======== Data in this exercise ========
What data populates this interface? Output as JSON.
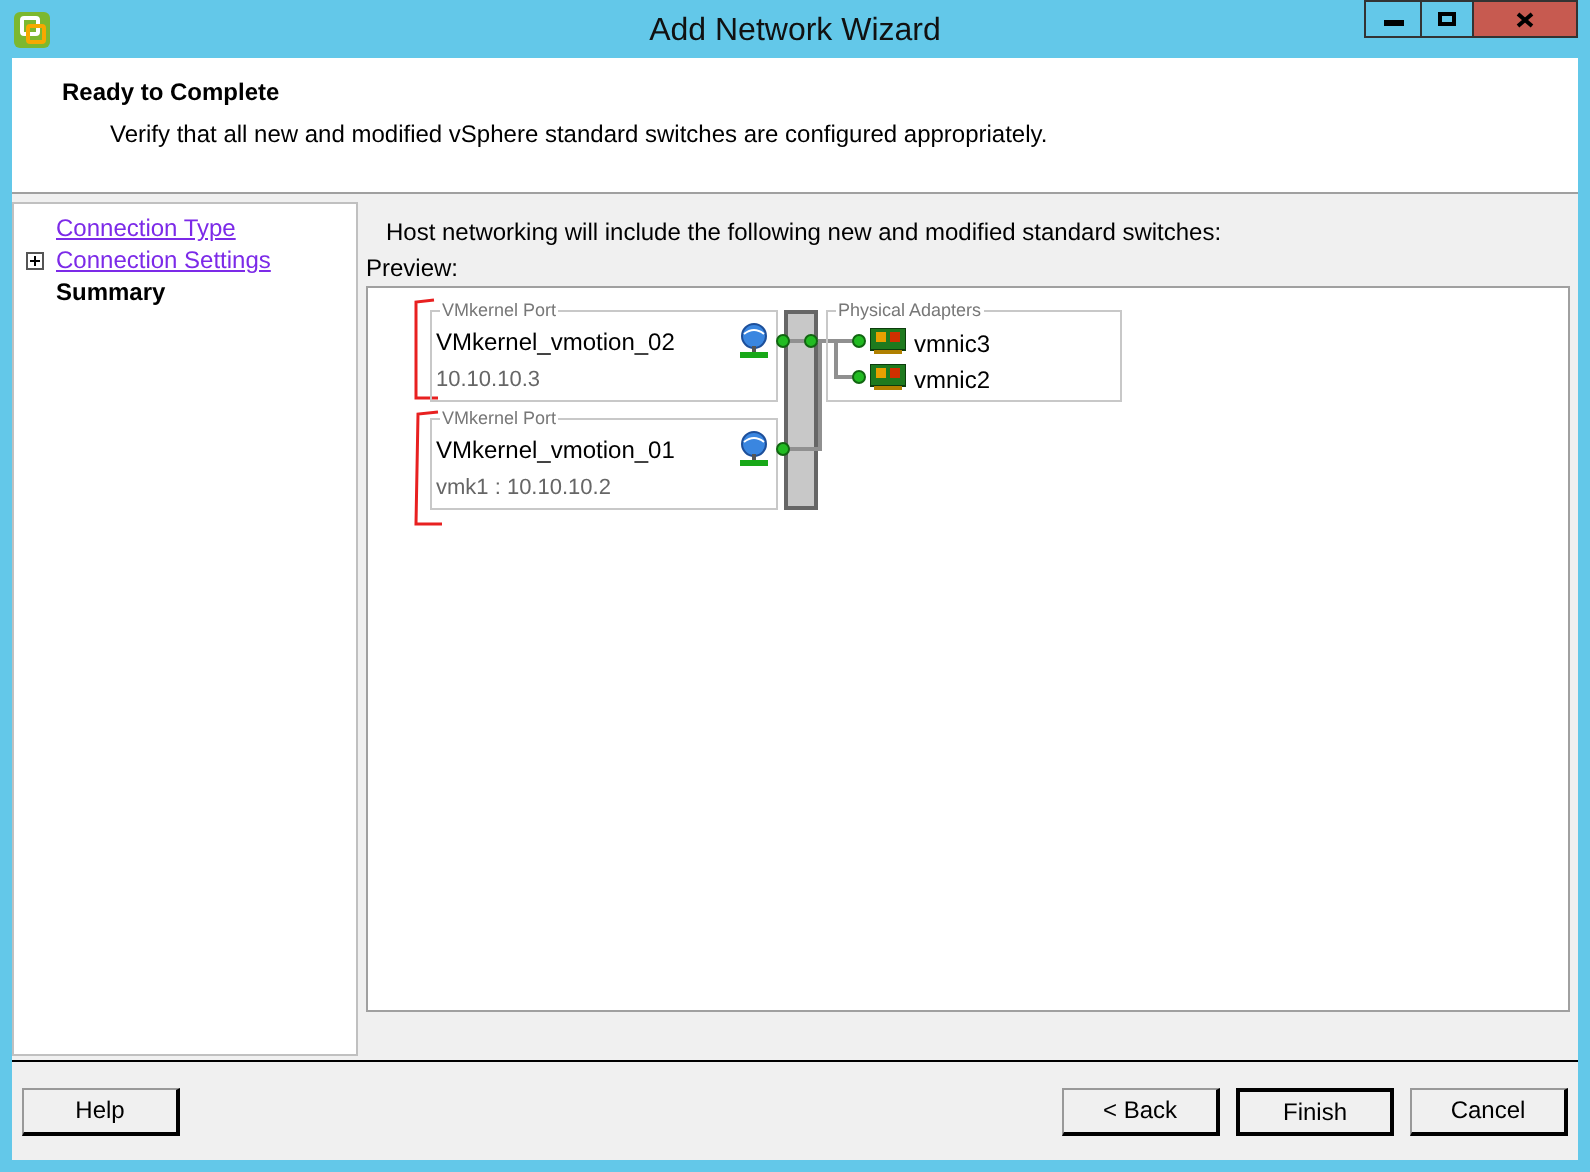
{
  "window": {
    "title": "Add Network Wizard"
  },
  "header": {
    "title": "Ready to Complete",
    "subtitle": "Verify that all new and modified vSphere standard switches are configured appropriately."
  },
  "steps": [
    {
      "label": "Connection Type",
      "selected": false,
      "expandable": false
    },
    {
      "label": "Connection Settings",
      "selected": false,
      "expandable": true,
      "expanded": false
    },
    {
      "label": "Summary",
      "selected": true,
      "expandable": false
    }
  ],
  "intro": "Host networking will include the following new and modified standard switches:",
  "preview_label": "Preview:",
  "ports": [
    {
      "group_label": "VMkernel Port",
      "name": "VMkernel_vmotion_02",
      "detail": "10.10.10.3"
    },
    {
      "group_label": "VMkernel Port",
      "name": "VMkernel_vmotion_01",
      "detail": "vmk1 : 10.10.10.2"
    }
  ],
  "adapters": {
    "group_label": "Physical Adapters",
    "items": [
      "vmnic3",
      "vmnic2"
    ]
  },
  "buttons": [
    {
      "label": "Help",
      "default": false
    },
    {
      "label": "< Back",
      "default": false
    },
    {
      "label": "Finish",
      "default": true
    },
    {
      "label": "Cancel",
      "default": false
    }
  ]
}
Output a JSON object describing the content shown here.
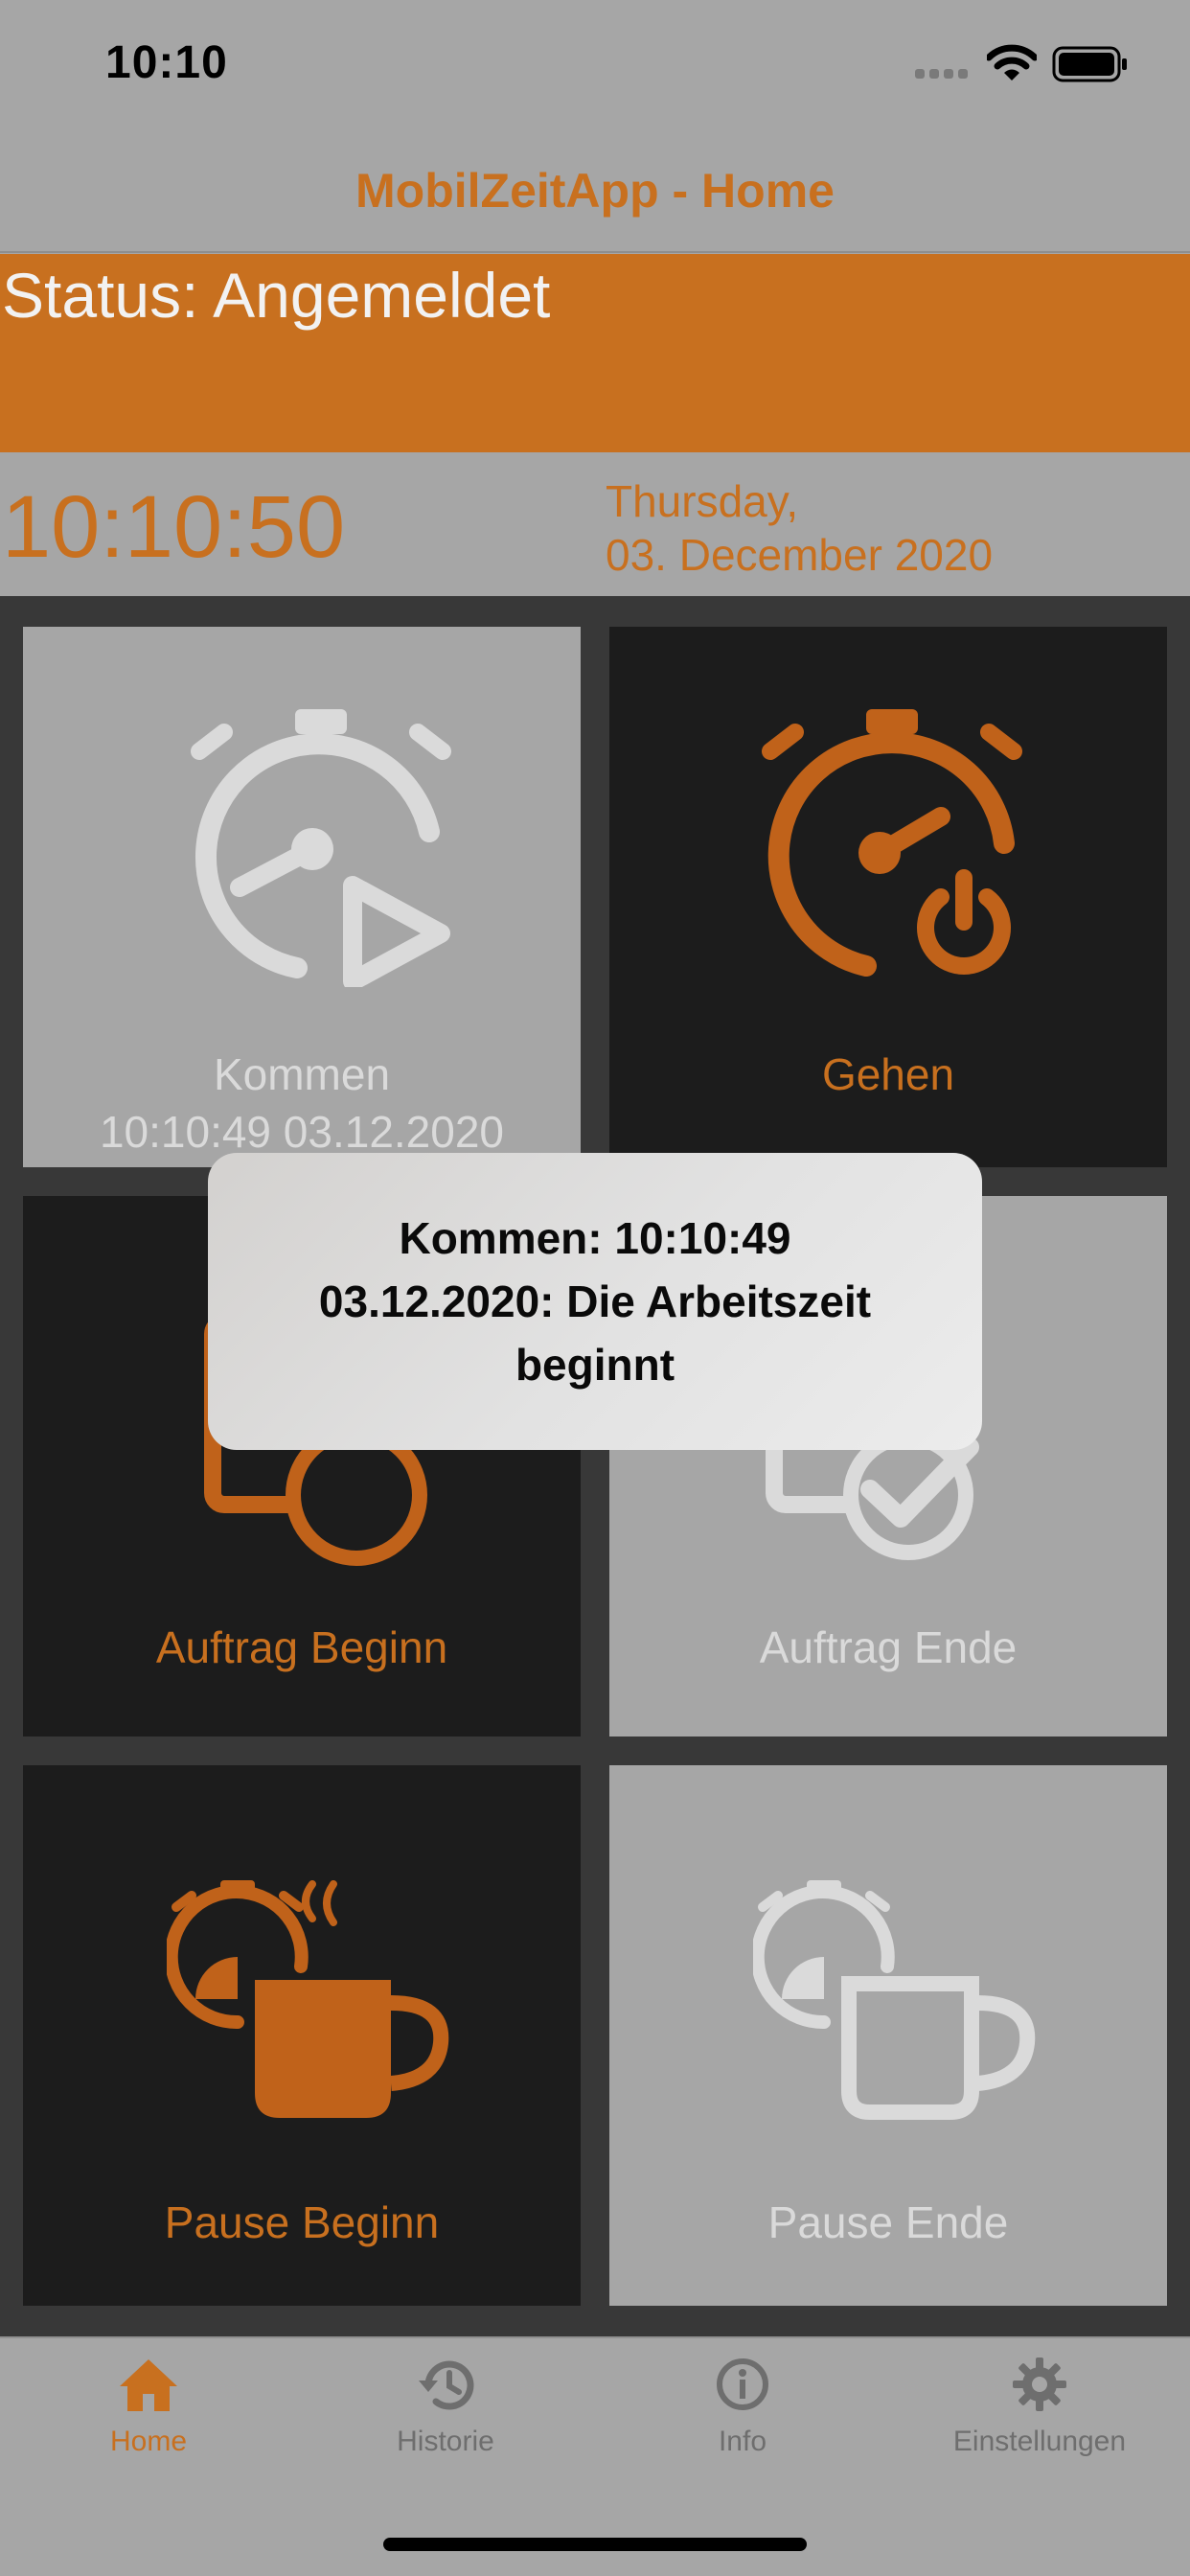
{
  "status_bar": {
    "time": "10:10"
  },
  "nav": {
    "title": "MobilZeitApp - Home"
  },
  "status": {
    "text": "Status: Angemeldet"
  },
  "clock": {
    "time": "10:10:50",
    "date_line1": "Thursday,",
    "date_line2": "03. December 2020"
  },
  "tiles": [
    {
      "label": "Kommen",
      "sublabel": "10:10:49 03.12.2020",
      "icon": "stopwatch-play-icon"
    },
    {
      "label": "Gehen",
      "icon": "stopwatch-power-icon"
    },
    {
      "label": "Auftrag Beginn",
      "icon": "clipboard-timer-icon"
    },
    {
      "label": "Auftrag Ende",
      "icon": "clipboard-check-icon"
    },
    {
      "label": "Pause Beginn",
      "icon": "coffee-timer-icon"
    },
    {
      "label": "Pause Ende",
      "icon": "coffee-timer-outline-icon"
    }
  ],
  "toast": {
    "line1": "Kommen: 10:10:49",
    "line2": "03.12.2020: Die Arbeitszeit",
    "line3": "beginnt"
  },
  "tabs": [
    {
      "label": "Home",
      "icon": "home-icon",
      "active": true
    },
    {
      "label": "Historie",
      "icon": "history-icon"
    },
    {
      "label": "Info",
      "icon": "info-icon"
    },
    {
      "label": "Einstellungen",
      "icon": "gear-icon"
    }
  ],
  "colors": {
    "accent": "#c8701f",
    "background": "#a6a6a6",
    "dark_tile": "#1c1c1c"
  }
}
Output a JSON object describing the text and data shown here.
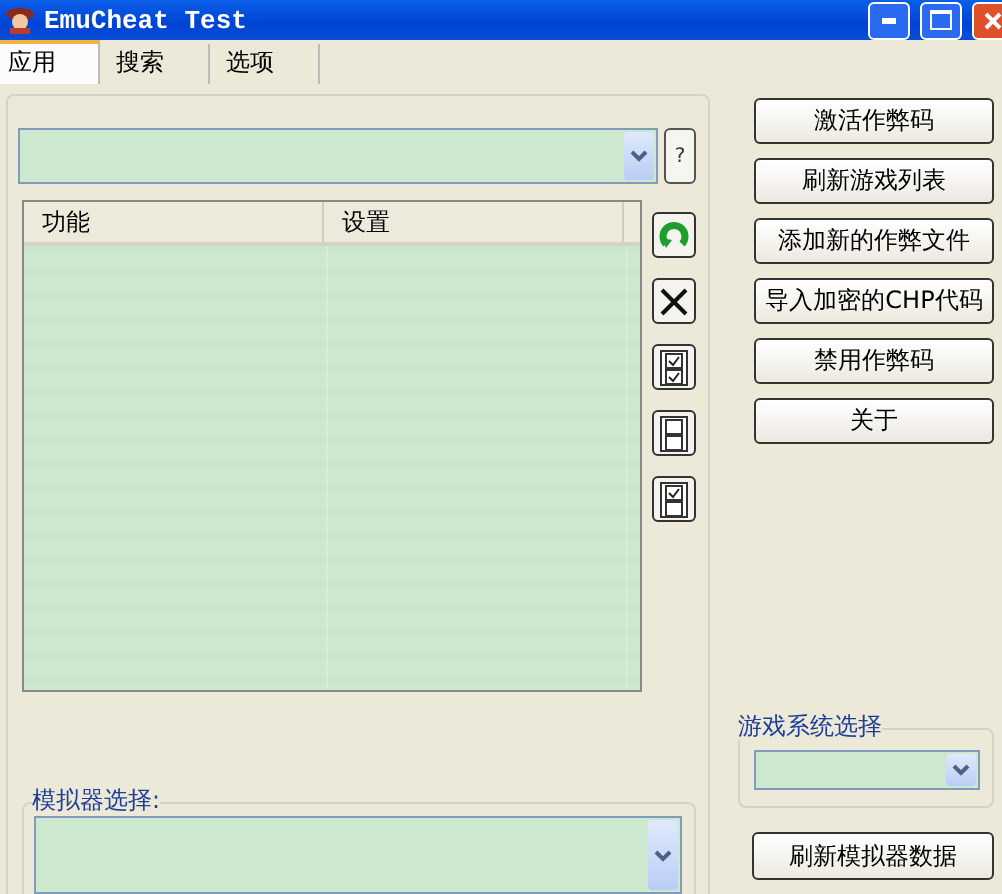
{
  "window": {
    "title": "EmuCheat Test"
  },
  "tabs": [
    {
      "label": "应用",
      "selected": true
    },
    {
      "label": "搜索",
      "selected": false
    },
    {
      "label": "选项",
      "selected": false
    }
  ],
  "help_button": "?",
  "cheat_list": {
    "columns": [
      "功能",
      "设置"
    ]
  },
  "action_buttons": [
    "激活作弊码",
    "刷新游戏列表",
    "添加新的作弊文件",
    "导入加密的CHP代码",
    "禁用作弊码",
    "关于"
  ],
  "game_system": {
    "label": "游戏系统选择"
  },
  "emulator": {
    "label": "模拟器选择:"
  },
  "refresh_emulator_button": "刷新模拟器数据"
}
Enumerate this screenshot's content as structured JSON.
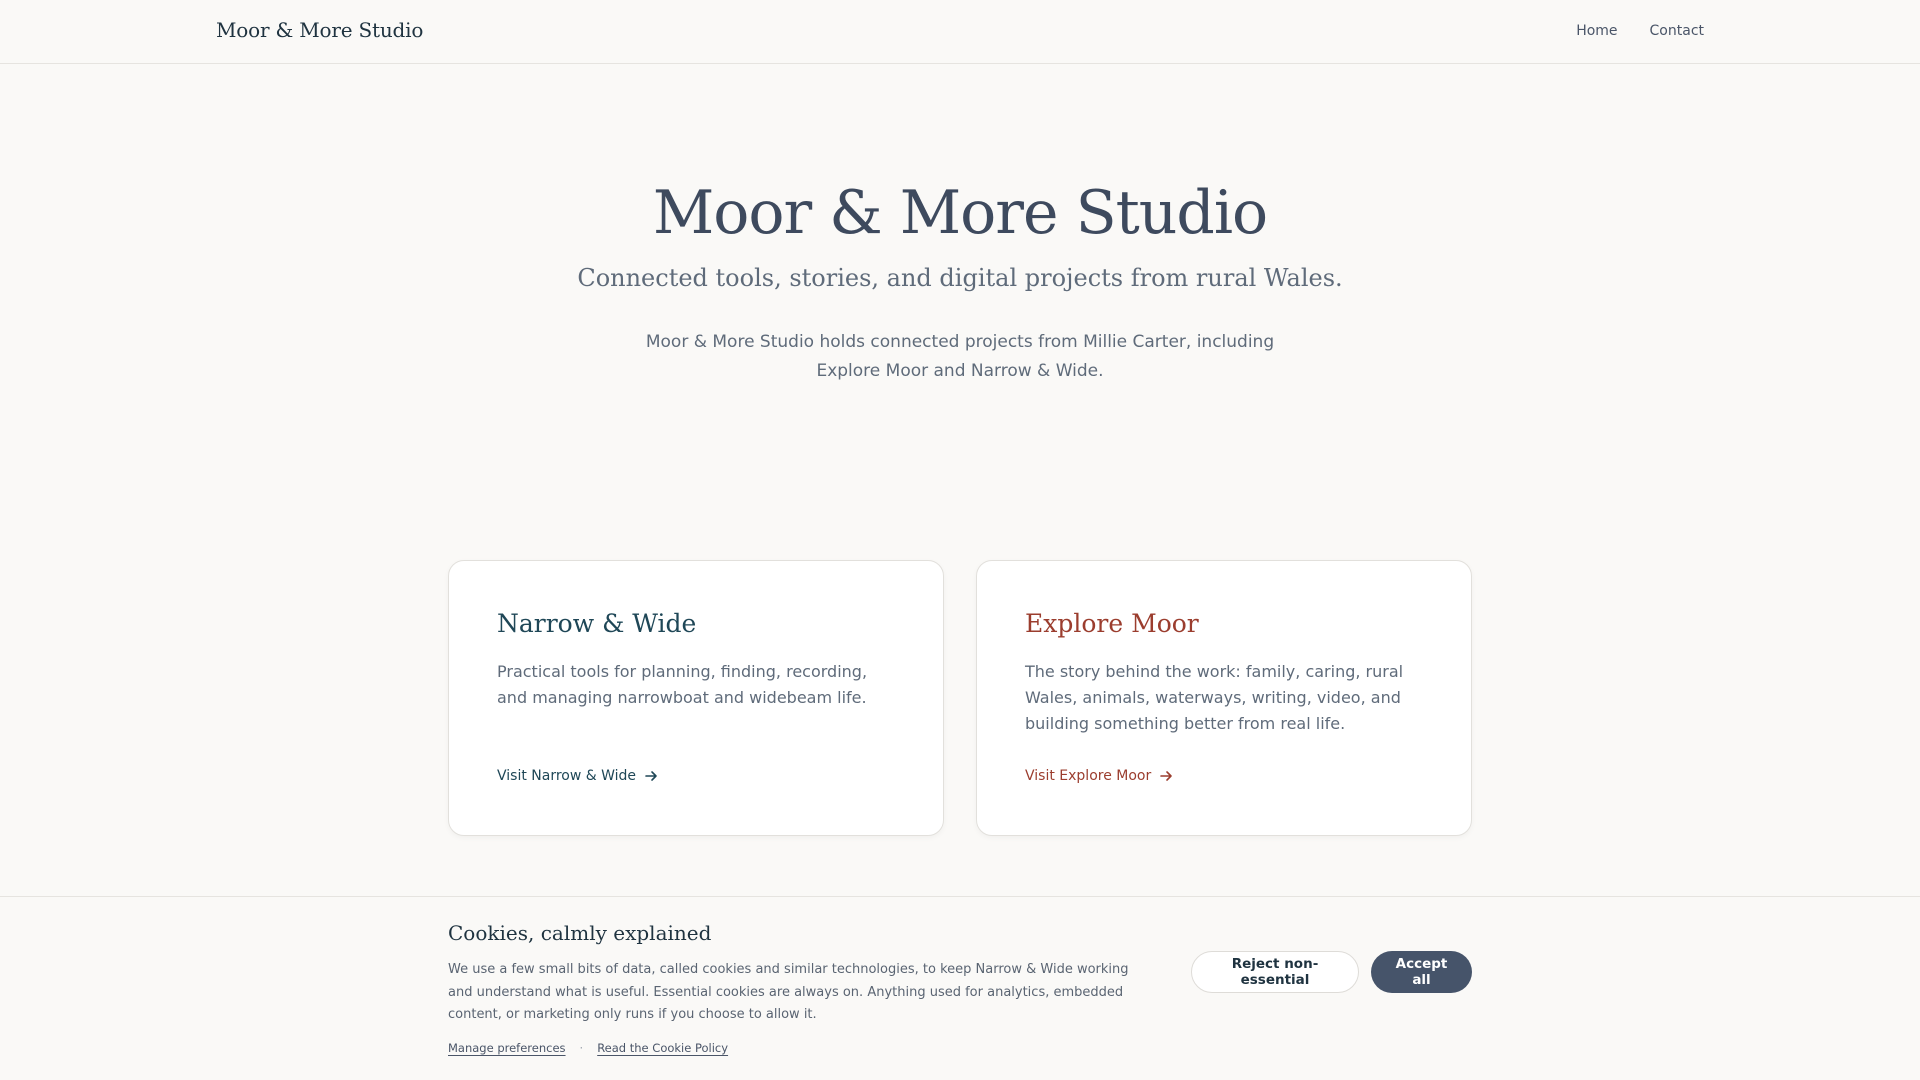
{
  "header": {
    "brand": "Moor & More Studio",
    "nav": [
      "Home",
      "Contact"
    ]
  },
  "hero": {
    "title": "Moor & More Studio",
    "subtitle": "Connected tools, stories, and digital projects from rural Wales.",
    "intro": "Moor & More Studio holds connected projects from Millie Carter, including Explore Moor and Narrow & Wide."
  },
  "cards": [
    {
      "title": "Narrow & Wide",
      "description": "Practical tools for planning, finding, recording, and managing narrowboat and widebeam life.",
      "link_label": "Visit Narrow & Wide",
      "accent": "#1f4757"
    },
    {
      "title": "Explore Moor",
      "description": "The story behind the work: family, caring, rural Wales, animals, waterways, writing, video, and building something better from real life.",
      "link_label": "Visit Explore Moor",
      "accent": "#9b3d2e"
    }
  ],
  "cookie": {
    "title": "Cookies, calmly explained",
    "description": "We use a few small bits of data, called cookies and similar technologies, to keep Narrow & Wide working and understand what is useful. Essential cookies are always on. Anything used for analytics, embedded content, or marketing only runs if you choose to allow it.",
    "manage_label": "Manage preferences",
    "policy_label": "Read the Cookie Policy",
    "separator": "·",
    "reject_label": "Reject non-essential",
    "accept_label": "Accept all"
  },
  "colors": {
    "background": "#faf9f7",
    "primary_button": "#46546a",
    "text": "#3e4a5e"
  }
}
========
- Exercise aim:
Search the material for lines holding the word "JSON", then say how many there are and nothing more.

- Task output:
4